[Element data from apps and pages]
┏━━
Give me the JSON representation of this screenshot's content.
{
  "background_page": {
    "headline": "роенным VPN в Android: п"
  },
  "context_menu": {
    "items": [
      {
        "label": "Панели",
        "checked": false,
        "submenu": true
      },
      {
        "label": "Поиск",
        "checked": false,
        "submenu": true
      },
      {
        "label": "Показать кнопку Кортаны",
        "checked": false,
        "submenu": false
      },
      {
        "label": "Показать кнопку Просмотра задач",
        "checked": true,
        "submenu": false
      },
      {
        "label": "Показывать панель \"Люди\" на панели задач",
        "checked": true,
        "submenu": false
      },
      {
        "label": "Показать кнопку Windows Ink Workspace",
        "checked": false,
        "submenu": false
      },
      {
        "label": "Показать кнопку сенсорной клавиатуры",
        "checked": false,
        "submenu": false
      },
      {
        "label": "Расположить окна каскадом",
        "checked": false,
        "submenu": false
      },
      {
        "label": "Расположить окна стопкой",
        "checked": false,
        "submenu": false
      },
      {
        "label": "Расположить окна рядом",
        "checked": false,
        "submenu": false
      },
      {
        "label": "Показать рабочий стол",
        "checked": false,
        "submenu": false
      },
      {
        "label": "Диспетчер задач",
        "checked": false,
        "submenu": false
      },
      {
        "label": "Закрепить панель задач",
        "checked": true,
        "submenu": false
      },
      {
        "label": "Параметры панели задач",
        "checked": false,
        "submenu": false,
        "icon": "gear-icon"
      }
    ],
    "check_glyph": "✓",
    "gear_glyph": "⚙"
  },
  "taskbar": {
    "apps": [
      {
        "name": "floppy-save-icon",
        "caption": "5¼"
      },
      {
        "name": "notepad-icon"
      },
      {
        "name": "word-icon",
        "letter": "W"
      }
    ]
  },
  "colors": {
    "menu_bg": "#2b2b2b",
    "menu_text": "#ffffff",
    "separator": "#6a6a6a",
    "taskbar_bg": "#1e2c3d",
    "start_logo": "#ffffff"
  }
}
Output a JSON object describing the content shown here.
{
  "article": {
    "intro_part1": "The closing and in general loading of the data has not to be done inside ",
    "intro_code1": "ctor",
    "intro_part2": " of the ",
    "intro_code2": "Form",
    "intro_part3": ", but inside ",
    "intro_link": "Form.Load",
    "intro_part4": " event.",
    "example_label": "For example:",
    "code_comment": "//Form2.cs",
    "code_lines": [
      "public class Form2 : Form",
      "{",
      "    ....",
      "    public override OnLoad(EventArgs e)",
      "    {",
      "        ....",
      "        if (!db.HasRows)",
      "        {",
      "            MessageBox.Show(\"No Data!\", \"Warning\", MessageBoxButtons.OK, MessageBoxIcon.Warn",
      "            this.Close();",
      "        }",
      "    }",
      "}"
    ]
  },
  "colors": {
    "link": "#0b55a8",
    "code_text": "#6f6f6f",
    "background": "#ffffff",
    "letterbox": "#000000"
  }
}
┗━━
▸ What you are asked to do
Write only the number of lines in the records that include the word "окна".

▸ Response to this exercise
3